Saturday, July 21, 2007

Instructional Practices

The more I read through Strategies That Work, the more I'm reminded that everything we do is supported by our instructional practices. The authors provide several examples of lessons that teachers have done with particular pieces of literature, including quotes from students and teachers taken from the lesson itself. And I think about how the practice, the teacher's support of student thinking, the student input back to the class and to the content are all so important. But it's the instructional practice that will make a difference.

Here's how my brain is connecting with this in terms of helping teachers to use technology: if we don't teach the instructional practice as the basis right along with the technology tools, we're not getting anywhere. If I want students to use Diigo, for instance, I have to have built some background knowledge about research, notetaking, etc. as well as supporting their learning through collaboration in order for students to fully understand the power of this particular tool. If I were just to show students how to use Diigo to bookmark, highlight and annotate online material it would mean nothing because there is no real connection to anything that they already have knowledge of to pull from. But, if I spend time helping students understand the research process and I've worked to give them multiple opportunities to collaborate with each other then these experiences would give them some background knowledge to pull from. In order to learn new skills, we require practice. In order to form new understandings, we need to be able to connect prior knowledge to new information. In our rush to use any tools, whether they are so-called Web 2.0 tools or the kinds of tools of the classroom that we hold in our hands, we must have some knowledge of what it takes to learn the skills needed for these tools or order to implement them for lasting results.
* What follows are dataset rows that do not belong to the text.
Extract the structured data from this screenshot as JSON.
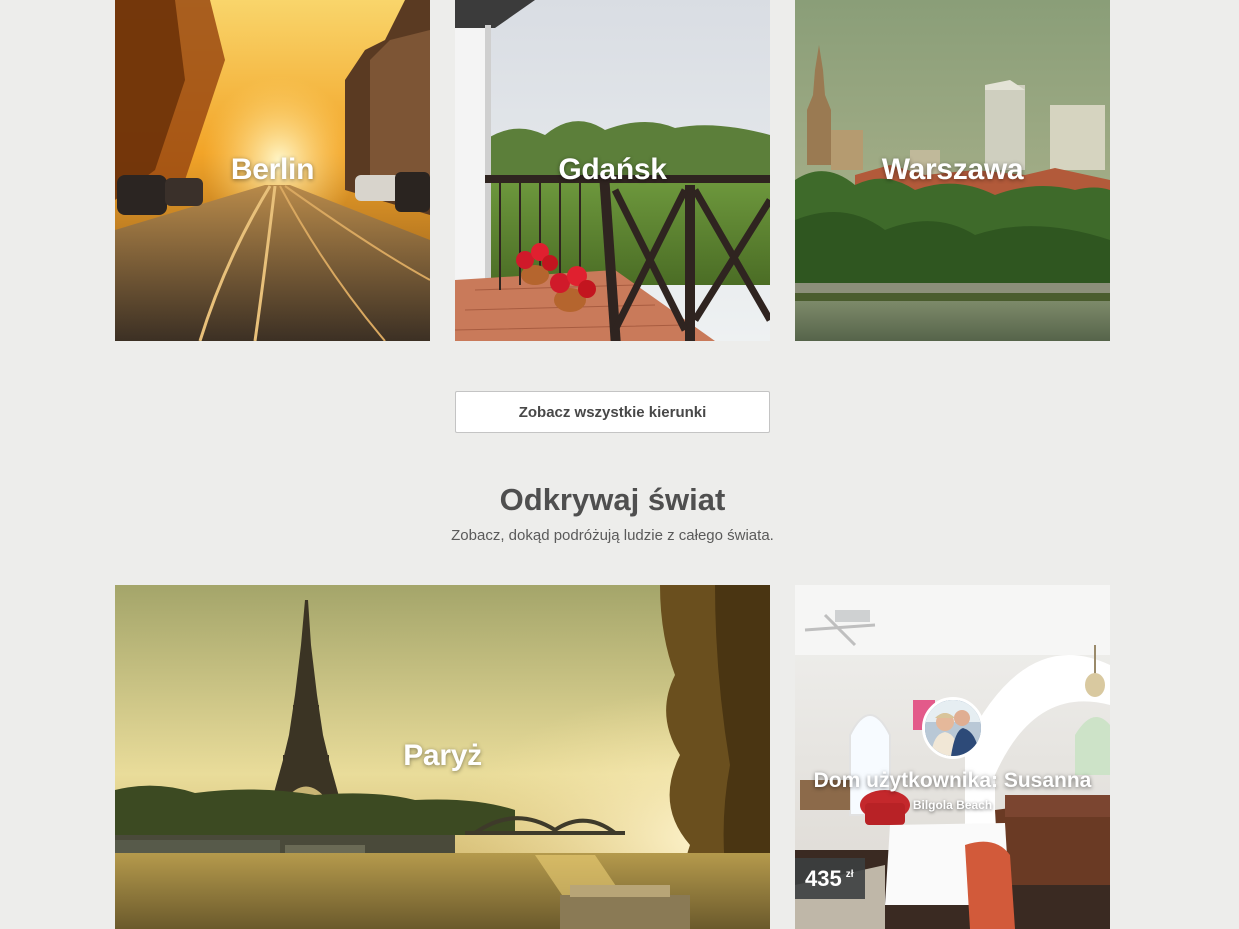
{
  "destinations": [
    {
      "name": "Berlin"
    },
    {
      "name": "Gdańsk"
    },
    {
      "name": "Warszawa"
    }
  ],
  "see_all_button": {
    "label": "Zobacz wszystkie kierunki"
  },
  "discover": {
    "title": "Odkrywaj świat",
    "subtitle": "Zobacz, dokąd podróżują ludzie z całego świata."
  },
  "featured_city": {
    "name": "Paryż"
  },
  "listing": {
    "title": "Dom użytkownika: Susanna",
    "location": "Bilgola Beach",
    "price": "435",
    "currency": "zł"
  }
}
That's my thought for today....and I'm stickin' with it!


Clay Burell said...

Hi Diane,
You're on target with this one. I introduced Diigo to my ninth grade classes last school year because I thought they would simply find it useful for future research papers. Next time I do that, it will be embedded in a research project to give them the need for the tool.

Some students tell me they use Diigo habitually now. But most, I think, needed more practice and purpose to get to that stage.

"Still under construction" indeed, to quote your next post :)

Diane Quirk said...

Hi Clay,
This is what's been irritating me lately and I probably need to do some writing to work through these thoughts more thoroughly. I attended NECC in June. Having seen the exhibit hall and listened to all the vendors talking about web 2.0 this and classroom 2.0 that, I'm getting tired of the terminology. Good instructional strategies are good instructional strategies no matter what else we wrap around it. If we don't begin there, what do we have to build student's knowledge on. I believe our work rests on the pedagogy. Thanks for your comment.